Vienna, Austria

By | November 23, 2021

According to abbreviationfinder, Vienna is the capital, largest city, cultural and political center of Austria, as well as one of its nine federal states. The metropolitan area has 2.3 million residents, a population similar to that of the city in 1914. See population of Austria.


It is located on the banks of the Danube River, in the valley of the Vienna Woods, at the foot of the first foothills of the Alps. It is literally surrounded by the federal state of Lower Austria.


The city has a long history, as it is one of the oldest capitals in Europe, which is why it has an important artistic heritage. During the 19th century it was one of the great musical capitals of the world and at the beginning of the 20th century it was aMecca for Philosophy and political debate in the West, as well as one of the main world cultural centers.

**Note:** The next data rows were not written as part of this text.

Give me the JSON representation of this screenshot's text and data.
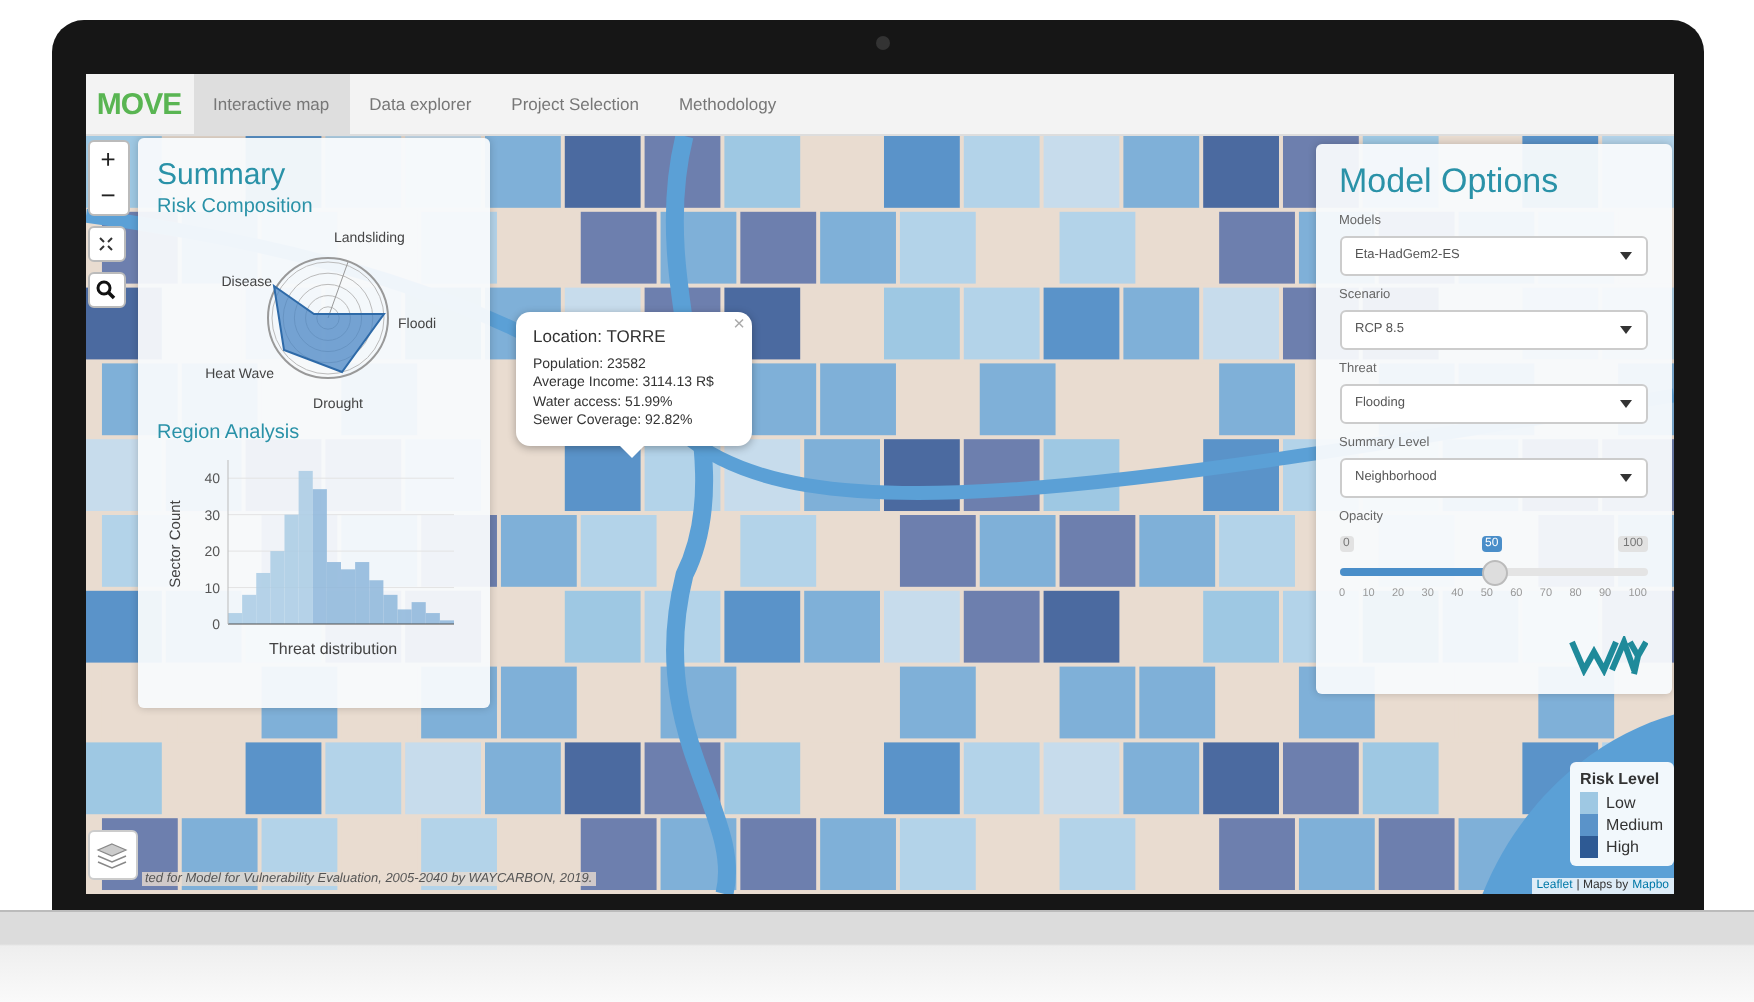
{
  "navbar": {
    "logo": "MOVE",
    "tabs": [
      {
        "label": "Interactive map",
        "selected": true
      },
      {
        "label": "Data explorer",
        "selected": false
      },
      {
        "label": "Project Selection",
        "selected": false
      },
      {
        "label": "Methodology",
        "selected": false
      }
    ]
  },
  "map_controls": {
    "zoom_in": "+",
    "zoom_out": "−"
  },
  "summary": {
    "title": "Summary",
    "risk_heading": "Risk Composition",
    "radar_labels": [
      "Landsliding",
      "Disease",
      "Floodi",
      "Heat Wave",
      "Drought"
    ],
    "region_heading": "Region Analysis",
    "chart_data": {
      "type": "bar",
      "xlabel": "Threat distribution",
      "ylabel": "Sector Count",
      "grid": true,
      "ylim": [
        0,
        45
      ],
      "yticks": [
        0,
        10,
        20,
        30,
        40
      ],
      "values": [
        3,
        8,
        14,
        20,
        30,
        42,
        37,
        17,
        15,
        17,
        12,
        8,
        4,
        6,
        3,
        1
      ]
    }
  },
  "popup": {
    "title": "Location: TORRE",
    "close": "×",
    "lines": [
      "Population: 23582",
      "Average Income: 3114.13 R$",
      "Water access: 51.99%",
      "Sewer Coverage: 92.82%"
    ]
  },
  "model_options": {
    "title": "Model Options",
    "selects": [
      {
        "label": "Models",
        "value": "Eta-HadGem2-ES"
      },
      {
        "label": "Scenario",
        "value": "RCP 8.5"
      },
      {
        "label": "Threat",
        "value": "Flooding"
      },
      {
        "label": "Summary Level",
        "value": "Neighborhood"
      }
    ],
    "opacity": {
      "label": "Opacity",
      "min": "0",
      "max": "100",
      "value": "50",
      "level": 0.5,
      "ticks": [
        "0",
        "10",
        "20",
        "30",
        "40",
        "50",
        "60",
        "70",
        "80",
        "90",
        "100"
      ]
    }
  },
  "legend": {
    "title": "Risk Level",
    "items": [
      {
        "label": "Low",
        "color": "#9ec8e3"
      },
      {
        "label": "Medium",
        "color": "#5a93c9"
      },
      {
        "label": "High",
        "color": "#2e5a94"
      }
    ]
  },
  "attribution": "ted for Model for Vulnerability Evaluation, 2005-2040 by WAYCARBON, 2019.",
  "map_credit": {
    "link": "Leaflet",
    "text": "| Maps by",
    "provider": "Mapbo"
  }
}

Vienna, which was initially a Paleolithic and later a Celtic settlement, was actually born as a Roman camp under the name of Vindobona. Over the centuries it would become the imperial residence and headquarters of the Habsburg dynasty, one of the most important European royal houses that ruled for more than 700 years, until 1918 over the vast Austro-Hungarian empire.

The relationship between the Habsburgs and the Ottoman Empire (and later between Austria and Turkey), was always very intense and turbulent, and numerous conflicts broke out between both powers which caused one empire to influence another in various facets.

There are scientific works dedicated to the Turkish side of Vienna and there are many houses in the capital that show, in some corner of their façade, cannon balls fired by the Ottomans during the sieges of 1529 and 1683. The definitive victory over the Turks coincided with the appearance in Vienna of the first public cafe in Europe, the work of the Polish Georg Kolschitzky who found several sacks of coffee abandoned by the Turks, appropriated them and in 1683 opened a place where he served next to the cathedral. excellent coffees.

The Viennese began to mix the drink with milk and thus the cappuccino was born, named for its color, similar to the habits of the Capuchin monks (although today the drink in Vienna is called Melange).

At that time the croissant was also born, deliberately prepared in the shape of a crescent to annoy the Turks and that was eaten as it defied the enemy. In short, we can say that the famous continental breakfast was born here.

And as for music, it is the capital of the Waltz, the dances of the debutantes of high society. The greatest musicians in history were born or lived here: Mozart, Beethoven, Ludwig and Schubert, as well as painters, artists and philosophers. And of course, another illustrious city, Sigmund Freud, inventor of psycho-analysis, an example of the incredible avant-garde that Vienna was and of the cultural vividness that still animates the city today and that makes it one of the most active European capitals..



Vienna has a continental climate, typical of the Danube Valley, influenced by its proximity to the Alps. The average annual temperature is 9.5 ° C, with an important annual oscillation, but little in terms of the daily one. The precipitations are of 644 mm, without dry months, but with a maximum in summer. The winter is very cold, with temperatures around 0 ° C and frequent frost and snow, with records of -25 ° C. Summers are mild and humid, temperatures, although not warm, can exceed 35 ° C on some occasions. The autumn and spring are highly variable in terms of temperature, rainfall and relatively abundant.


The Austrian relief, mostly mountainous (1,000 m high average), integrates the eastern foothills of the Alps and leaves only a small space (to the north and east) for the flat terrain (edge of the Hungarian plain – the Burgenland-, Danube basin). The large alpine ramifications – the Otztal massif, the Hohe Tauern (3,796 m at the Grossglockner, the highest peak in the country), the Carinthian and Styrian Alps – are frequently interrupted by the presence of numerous fertile valleys (Inn, Mur, Drave).

The Danubian sector, between the Alps (to the South) and the massifs of the Bohemian Forest (to the North), configures the most typical subalpine landscape of the country, with a succession of agricultural holdings and pastures for livestock.

Economic development

The economy of the department of Vienna is characterized by the still important weight of agricultural activities. 68% of the surface of the department is devoted to agriculture, although the number of agricultural assets was divided by two during the last 15 years. Vegetable productions are predominant in the north of the department, while livestock production was rather concentrated in the southeast for sheep (68% of the cattle) and in the west for goats (10.4% of the total cattle).

The industry developed on the Poitiers-Châtellerault axis. This concentration results from the historical industrial vocation of the De Châtellerault employment basin and the decentralization carried out since the 1960s. Eleven large production establishments alone represent more than 50% of the industrial employment in the department.

Two areas of activities arise: – automobile and aeronautical mechanics – electrical and electronic construction.

Tertiary activities, in particular commerce, experienced a remarkable development with the establishment of numerous large surfaces on the outskirts of Poitiers.

Vienna, Austria